*** Records for processing ***

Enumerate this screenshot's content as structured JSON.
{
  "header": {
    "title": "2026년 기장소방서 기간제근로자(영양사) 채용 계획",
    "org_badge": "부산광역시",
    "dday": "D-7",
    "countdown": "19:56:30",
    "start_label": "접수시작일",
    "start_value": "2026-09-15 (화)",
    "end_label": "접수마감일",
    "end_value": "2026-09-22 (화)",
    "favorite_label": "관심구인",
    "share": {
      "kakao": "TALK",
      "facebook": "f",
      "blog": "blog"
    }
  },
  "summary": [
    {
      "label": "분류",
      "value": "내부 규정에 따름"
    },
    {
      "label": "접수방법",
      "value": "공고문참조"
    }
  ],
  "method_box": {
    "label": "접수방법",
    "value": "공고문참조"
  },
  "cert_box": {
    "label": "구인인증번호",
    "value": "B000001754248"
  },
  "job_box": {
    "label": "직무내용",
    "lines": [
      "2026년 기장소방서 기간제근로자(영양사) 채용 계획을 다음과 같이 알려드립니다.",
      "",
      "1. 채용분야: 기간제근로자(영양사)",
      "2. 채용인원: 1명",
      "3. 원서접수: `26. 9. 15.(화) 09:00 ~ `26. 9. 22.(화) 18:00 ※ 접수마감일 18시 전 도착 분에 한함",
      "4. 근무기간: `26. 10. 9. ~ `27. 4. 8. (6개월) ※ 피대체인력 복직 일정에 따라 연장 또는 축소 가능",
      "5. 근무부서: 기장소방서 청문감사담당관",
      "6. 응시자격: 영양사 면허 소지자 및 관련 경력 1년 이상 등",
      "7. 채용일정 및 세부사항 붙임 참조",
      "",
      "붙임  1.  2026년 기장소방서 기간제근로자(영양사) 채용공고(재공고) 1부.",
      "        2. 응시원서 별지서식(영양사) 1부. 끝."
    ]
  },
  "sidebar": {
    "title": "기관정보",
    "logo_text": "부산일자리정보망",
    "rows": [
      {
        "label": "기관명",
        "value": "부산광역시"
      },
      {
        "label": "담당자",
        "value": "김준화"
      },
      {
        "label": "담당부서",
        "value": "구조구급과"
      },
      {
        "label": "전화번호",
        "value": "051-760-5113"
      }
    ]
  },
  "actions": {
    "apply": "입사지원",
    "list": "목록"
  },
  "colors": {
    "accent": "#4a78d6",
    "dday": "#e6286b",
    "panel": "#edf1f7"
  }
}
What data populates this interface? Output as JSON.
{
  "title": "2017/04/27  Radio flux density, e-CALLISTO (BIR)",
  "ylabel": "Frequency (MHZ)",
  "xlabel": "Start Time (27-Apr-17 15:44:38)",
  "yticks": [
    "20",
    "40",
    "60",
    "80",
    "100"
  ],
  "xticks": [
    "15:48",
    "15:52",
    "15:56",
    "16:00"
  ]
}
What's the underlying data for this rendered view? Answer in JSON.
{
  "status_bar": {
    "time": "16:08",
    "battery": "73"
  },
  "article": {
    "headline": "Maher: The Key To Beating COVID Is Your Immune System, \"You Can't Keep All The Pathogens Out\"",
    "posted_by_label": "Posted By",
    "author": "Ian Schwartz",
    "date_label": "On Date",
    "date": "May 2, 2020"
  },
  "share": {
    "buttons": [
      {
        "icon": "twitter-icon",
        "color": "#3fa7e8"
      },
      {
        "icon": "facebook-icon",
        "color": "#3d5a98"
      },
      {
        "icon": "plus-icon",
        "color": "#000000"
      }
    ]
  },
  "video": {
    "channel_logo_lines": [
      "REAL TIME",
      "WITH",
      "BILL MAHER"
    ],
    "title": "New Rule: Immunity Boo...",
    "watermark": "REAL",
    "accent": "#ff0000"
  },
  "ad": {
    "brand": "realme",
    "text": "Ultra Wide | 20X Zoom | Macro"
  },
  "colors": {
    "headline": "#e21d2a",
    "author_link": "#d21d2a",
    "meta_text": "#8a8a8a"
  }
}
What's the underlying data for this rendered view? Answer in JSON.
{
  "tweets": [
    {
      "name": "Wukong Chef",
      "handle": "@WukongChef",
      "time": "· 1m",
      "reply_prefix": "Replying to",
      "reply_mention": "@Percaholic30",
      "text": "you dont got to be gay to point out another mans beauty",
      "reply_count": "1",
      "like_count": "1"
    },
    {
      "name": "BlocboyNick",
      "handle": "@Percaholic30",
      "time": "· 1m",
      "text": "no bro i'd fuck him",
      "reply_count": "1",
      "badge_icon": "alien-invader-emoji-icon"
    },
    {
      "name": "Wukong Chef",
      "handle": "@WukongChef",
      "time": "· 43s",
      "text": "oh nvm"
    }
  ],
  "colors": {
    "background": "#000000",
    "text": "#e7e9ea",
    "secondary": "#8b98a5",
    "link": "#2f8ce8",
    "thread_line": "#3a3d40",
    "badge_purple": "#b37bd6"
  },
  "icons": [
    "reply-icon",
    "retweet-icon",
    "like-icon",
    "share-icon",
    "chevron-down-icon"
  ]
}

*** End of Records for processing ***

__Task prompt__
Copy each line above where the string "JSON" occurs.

__Solution for this task__
Enumerate this screenshot's content as structured JSON.
What data populates this interface? Output as JSON.
What's the underlying data for this rendered view? Answer in JSON.
What's the underlying data for this rendered view? Answer in JSON.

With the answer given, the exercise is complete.